"These people call us hypocrites and vile and everything, and they're out there last night whooping and hollering and drinking and having a big-time party about the prospect of Osama bin Laden being in hell," Drain says. "Well, he is in hell. He's dead and in hell, and we thank God for that judgment. But we thank God for all of his judgments."
And so Drain also thanks God for dead soldiers. And the victims of 9/11. And the 200-plus people killed by tornadoes in Alabama. And pretty much anyone who doesn't worship with Westboro.
"They're all in hell," Drain says.

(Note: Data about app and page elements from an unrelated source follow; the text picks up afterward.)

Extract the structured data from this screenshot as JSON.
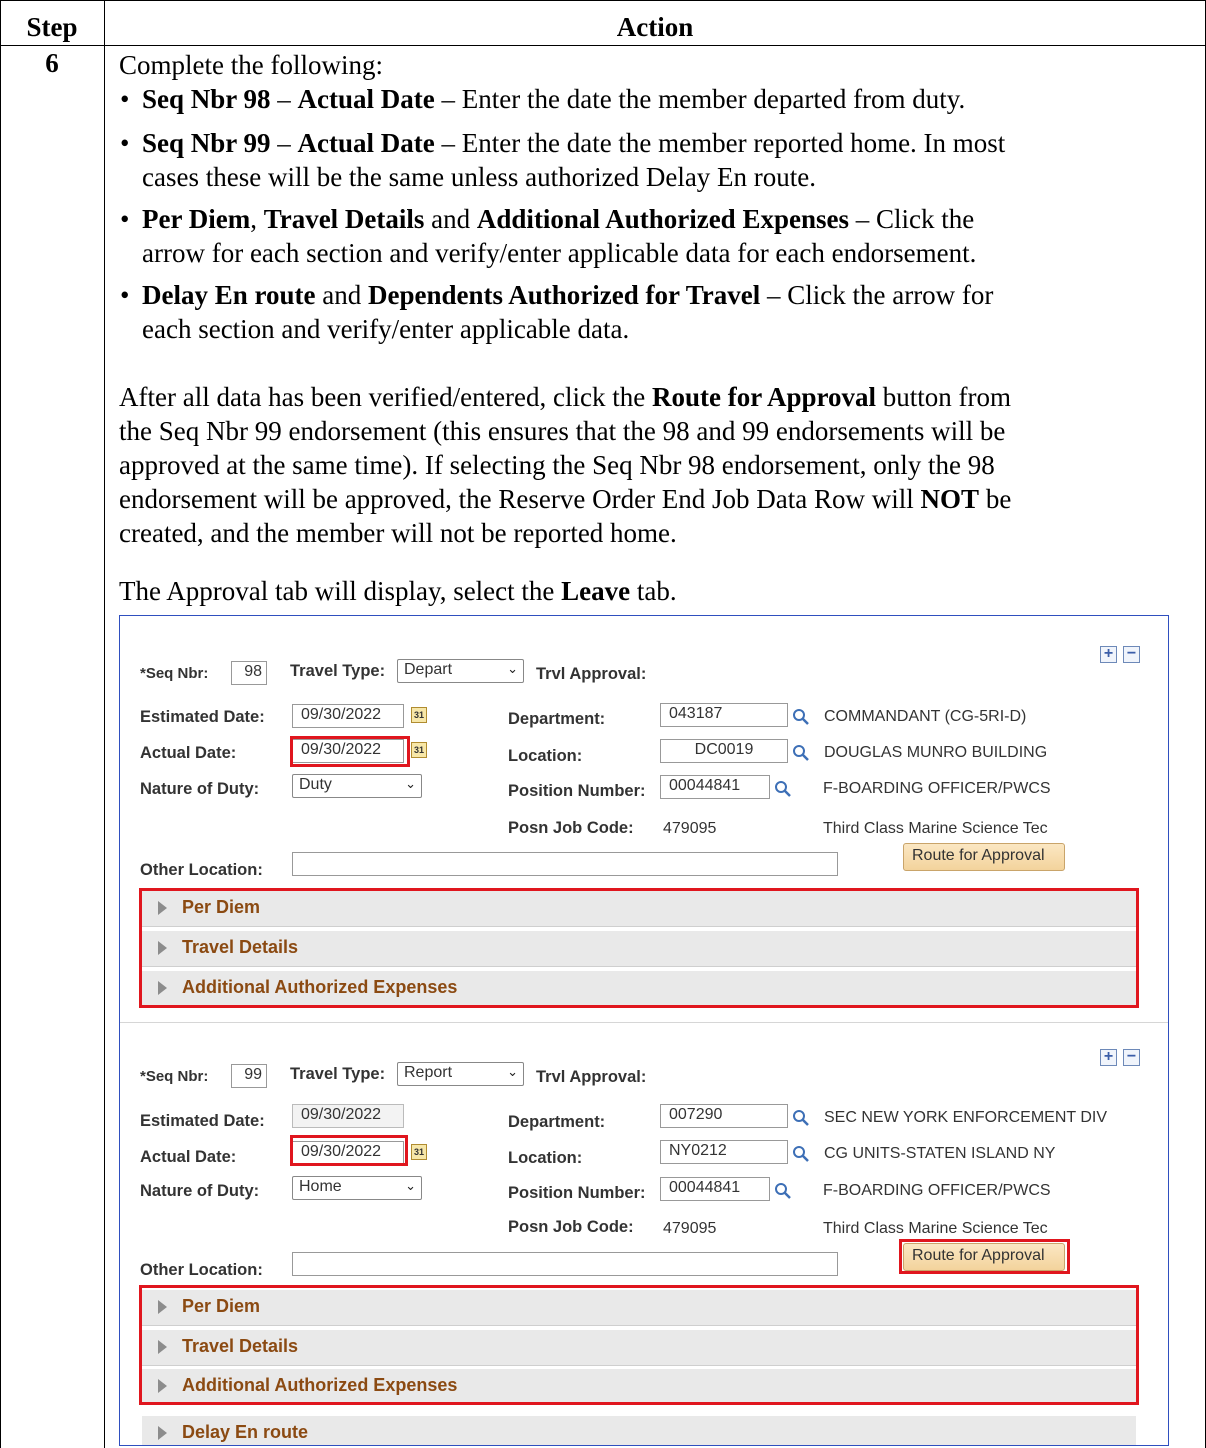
{
  "table": {
    "header_step": "Step",
    "header_action": "Action",
    "step_number": "6"
  },
  "instructions": {
    "intro": "Complete the following:",
    "bullets": [
      {
        "b1": "Seq Nbr 98",
        "t1": " – ",
        "b2": "Actual Date",
        "t2": " – Enter the date the member departed from duty."
      },
      {
        "b1": "Seq Nbr 99",
        "t1": " – ",
        "b2": "Actual Date",
        "t2": " – Enter the date the member reported home. In most",
        "cont": "cases these will be the same unless authorized Delay En route."
      },
      {
        "b1": "Per Diem",
        "t1": ", ",
        "b2": "Travel Details",
        "t2": " and ",
        "b3": "Additional Authorized Expenses",
        "t3": " – Click the",
        "cont": "arrow for each section and verify/enter applicable data for each endorsement."
      },
      {
        "b1": "Delay En route",
        "t1": " and ",
        "b2": "Dependents Authorized for Travel",
        "t2": " – Click the arrow for",
        "cont": "each section and verify/enter applicable data."
      }
    ],
    "para1": {
      "l1a": "After all data has been verified/entered, click the ",
      "l1b": "Route for Approval",
      "l1c": " button from",
      "l2": "the Seq Nbr 99 endorsement (this ensures that the 98 and 99 endorsements will be",
      "l3": "approved at the same time). If selecting the Seq Nbr 98 endorsement, only the 98",
      "l4a": "endorsement will be approved, the Reserve Order End Job Data Row will ",
      "l4b": "NOT",
      "l4c": " be",
      "l5": "created, and the member will not be reported home."
    },
    "para2": {
      "a": "The Approval tab will display, select the ",
      "b": "Leave",
      "c": " tab."
    }
  },
  "screenshot": {
    "labels": {
      "seq_nbr": "*Seq Nbr:",
      "travel_type": "Travel Type:",
      "trvl_approval": "Trvl Approval:",
      "estimated_date": "Estimated Date:",
      "actual_date": "Actual Date:",
      "nature_of_duty": "Nature of Duty:",
      "department": "Department:",
      "location": "Location:",
      "position_number": "Position Number:",
      "posn_job_code": "Posn Job Code:",
      "other_location": "Other Location:",
      "route_button": "Route for Approval",
      "plus": "+",
      "minus": "−"
    },
    "sections": [
      "Per Diem",
      "Travel Details",
      "Additional Authorized Expenses"
    ],
    "cal_glyph": "31",
    "endorsements": [
      {
        "seq_nbr": "98",
        "travel_type": "Depart",
        "estimated_date": "09/30/2022",
        "actual_date": "09/30/2022",
        "nature_of_duty": "Duty",
        "department_code": "043187",
        "department_name": "COMMANDANT (CG-5RI-D)",
        "location_code": "DC0019",
        "location_name": "DOUGLAS MUNRO BUILDING",
        "position_number": "00044841",
        "position_title": "F-BOARDING OFFICER/PWCS",
        "posn_job_code": "479095",
        "job_title": "Third Class Marine Science Tec",
        "other_location": ""
      },
      {
        "seq_nbr": "99",
        "travel_type": "Report",
        "estimated_date": "09/30/2022",
        "actual_date": "09/30/2022",
        "nature_of_duty": "Home",
        "department_code": "007290",
        "department_name": "SEC NEW YORK ENFORCEMENT DIV",
        "location_code": "NY0212",
        "location_name": "CG UNITS-STATEN ISLAND NY",
        "position_number": "00044841",
        "position_title": "F-BOARDING OFFICER/PWCS",
        "posn_job_code": "479095",
        "job_title": "Third Class Marine Science Tec",
        "other_location": ""
      }
    ],
    "cutoff_section": "Delay En route"
  }
}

Drain and the other members of the Westboro Baptist Church believe that they are the only people living in accordance with God's standard. They've gained international infamy for waving "God hates" signs at the funerals of U.S. soldiers. They claim that God is punishing America for its acceptance of homosexuality, abortion and divorce. Drain has already designed an "Osama in hell" sign, featuring the terrorist leader's face and flames, which he'll hold high a few days from now at a soldier's funeral in Manning, Iowa — a state where Drain says the people are "batshit crazy."
The sign is visible on a computer screen in Drain's home office, where he edits video and lays out picket graphics as part of his service to the church. Drain's 19-year-old daughter, Taylor, a soft-spoken, olive-skinned girl with long brown hair pulled back in a ponytail, is here with him, doing homework.
Drain reclines on the black-leather sofa in his living room, where a handful of religious books (Elijah, Hebrews, The Flood) share space with Malcolm Gladwell's Blink, a Wii and some PlayStation 3 games. He doesn't really look like one of "God's elect." His red beard is scruffy, but his strawberry-blond hair is styled and short. He favors blue jeans and often wears a black fleece vest over a T-shirt. His Oakley sunglasses rest on the cushion next to him, along with two cell phones, which ring repeatedly with calls from other church members and reporters. He takes a break to rail on Charlie Daniels. He sarcastically calls the singer, known for "The Devil Went Down to Georgia," a "great theologian" while talking to a reporter from Branson.
A decade ago, Drain was a 35-year-old aspiring filmmaker from Florida who wanted to shoot a documentary showing that Fred Phelps and his church were, he says, "full of crap." He became a believer. Now he and his wife and one of their daughters are the only members of the church not related to Phelps by blood or marriage.
The fags were marching on Washington," Shirley Phelps-Roper, Fred Phelps' daughter, says of the first time she met Drain. The word fag comes out of her mouth easily and often in conversation.
Westboro was in the nation's capital in April 2000 to picket the Equality Rocks concert, where Garth Brooks, George Michael and the Pet Shop Boys headlined.
Drain's documentary, which he would later call Hatemongers, led him to Washington, D.C., to film the protest. He first had the idea as a grad student in philosophy at the University of Kansas in the 1990s, after stumbling across a Westboro picket at Lawrence's City Hall. He wanted to know more. Several years later, Drain contacted Phelps-Roper, who told him: "We're always willing to talk to anyone."